The Case of Wikileaks, Part I—The Hacker’s Treehouse
This is the first of a two-part examination of Wikileaks. Part II, “The New McCarthyism” will be posted on Thursday morning.
It’s only when you poke the beast that you get a sense of its true nature.
The American government, media, and corporate establishment are all in a tizzy over the latest poke from Wikileaks:
The “whistleblowing” site (it really isn’t, but I’ll get to that in a minute) is releasing excerpts from a cache of some 250,000 diplomatic cables and other documents. These cables were sent from various American embassies back to the State Department between 1966 and 2010. The leaks have been dripping out since November 28, revealing a whole host of tawdry but so far trivial tidbits of American diplomatic behavior.
None of the “secrets” revealed by Wikileaks are really secrets: They’re mostly confidential appraisals of the U.S.’s allies and rivals; much of it is gossip, or merely pedestrian—demonstrably so:
Of the 251,287 documents Wikileaks has obtained, 134,000 are outright unclassified; 102,000 are classified “confidential”; and 15,652 are classified as “secret”. Source is linked here, confirmation is linked here.
None of these documents are classified “top secret” or higher—anyone claiming that they are “top secret” or that they “put lives in danger” is at best exaggerating, and at worst lying.
The reason none of the data Wikileaks acquired was “top secret” or higher in its classification is because the data in question was accessed through the SIPRNet system (Secret Internet Protocol Router Network) that the U.S. government has set up. This is a sort of parallel internet for the Department of Defense and the State Department. Three million people have access to SIPRNet, which by design handles at most “secret” documents. Material rated “top secret” or higher in the classification scale use a completely different system, accessed by far fewer individuals.

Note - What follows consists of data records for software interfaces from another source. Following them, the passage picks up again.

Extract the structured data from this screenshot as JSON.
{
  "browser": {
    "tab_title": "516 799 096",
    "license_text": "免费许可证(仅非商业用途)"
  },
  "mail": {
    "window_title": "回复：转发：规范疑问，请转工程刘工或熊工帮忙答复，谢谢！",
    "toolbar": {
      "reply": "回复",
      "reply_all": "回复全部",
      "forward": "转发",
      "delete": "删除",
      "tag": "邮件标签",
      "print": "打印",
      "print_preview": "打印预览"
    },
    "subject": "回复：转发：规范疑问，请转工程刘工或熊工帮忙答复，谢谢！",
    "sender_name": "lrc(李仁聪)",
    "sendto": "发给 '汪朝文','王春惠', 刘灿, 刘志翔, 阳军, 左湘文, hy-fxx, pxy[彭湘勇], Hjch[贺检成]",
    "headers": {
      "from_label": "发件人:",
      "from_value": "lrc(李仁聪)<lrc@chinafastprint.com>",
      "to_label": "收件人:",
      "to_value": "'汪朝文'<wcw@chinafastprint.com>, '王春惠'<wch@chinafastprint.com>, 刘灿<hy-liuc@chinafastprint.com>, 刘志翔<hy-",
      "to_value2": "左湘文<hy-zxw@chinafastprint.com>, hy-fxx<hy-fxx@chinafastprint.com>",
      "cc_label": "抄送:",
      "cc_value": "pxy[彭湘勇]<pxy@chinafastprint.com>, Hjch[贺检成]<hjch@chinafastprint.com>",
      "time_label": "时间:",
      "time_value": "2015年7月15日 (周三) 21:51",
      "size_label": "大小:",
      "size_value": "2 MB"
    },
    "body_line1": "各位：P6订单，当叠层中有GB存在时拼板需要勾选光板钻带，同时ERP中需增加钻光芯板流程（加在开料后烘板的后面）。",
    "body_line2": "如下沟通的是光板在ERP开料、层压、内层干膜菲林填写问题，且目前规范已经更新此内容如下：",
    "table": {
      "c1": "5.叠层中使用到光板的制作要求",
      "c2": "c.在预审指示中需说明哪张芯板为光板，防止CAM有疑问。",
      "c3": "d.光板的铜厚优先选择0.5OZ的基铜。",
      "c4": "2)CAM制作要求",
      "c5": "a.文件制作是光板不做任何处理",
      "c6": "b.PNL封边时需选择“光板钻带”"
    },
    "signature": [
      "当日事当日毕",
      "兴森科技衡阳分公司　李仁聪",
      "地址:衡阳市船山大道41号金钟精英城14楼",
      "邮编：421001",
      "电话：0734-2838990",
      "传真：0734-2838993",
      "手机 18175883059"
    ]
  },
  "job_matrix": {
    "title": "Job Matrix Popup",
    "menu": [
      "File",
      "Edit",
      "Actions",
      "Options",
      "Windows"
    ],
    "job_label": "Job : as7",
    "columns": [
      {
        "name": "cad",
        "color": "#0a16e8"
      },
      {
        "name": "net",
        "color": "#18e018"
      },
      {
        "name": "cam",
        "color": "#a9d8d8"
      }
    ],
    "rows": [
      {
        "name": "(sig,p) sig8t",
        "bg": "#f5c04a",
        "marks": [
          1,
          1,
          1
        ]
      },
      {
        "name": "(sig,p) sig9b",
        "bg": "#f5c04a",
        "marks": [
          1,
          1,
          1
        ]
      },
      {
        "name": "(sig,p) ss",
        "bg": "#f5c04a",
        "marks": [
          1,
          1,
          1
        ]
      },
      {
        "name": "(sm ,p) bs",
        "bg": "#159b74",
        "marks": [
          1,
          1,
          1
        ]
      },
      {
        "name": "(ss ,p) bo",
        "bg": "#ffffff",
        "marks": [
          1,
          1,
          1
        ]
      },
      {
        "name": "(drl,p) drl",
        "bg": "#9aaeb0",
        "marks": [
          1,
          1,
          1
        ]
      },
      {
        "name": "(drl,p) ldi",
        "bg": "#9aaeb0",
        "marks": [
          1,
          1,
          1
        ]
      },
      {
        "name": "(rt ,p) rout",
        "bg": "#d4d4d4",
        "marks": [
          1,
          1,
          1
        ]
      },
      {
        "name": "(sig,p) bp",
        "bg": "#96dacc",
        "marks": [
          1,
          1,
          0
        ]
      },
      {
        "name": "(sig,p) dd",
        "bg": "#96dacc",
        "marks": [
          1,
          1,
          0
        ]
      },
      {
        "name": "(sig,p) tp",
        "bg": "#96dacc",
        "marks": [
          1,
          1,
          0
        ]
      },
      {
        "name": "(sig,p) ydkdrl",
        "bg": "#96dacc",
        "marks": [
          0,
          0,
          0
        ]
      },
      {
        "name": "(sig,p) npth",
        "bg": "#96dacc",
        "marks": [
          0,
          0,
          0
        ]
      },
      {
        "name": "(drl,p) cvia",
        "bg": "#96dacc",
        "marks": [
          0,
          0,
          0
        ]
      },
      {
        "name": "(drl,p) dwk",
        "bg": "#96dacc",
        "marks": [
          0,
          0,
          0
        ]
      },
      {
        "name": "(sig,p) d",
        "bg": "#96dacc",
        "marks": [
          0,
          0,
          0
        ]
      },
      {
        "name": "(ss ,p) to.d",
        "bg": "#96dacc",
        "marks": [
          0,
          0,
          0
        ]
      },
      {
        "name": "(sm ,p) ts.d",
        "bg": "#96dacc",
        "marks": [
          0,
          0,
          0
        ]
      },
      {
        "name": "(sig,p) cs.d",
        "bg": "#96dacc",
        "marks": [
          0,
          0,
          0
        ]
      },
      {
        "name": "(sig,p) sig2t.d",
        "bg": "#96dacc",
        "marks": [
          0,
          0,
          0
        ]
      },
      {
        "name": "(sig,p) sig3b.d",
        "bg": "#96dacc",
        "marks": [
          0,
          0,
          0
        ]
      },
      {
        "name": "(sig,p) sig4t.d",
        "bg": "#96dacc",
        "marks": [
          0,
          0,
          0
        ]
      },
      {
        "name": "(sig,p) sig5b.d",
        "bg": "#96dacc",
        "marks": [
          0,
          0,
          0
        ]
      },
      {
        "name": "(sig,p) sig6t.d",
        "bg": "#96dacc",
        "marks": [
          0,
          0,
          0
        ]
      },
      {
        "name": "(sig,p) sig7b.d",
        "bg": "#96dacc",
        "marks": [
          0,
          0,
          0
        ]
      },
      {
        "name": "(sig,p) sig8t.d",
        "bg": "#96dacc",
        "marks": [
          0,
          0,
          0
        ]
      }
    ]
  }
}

So the latest Wikileaks “revelations” are actually not particularly important, in and of themselves.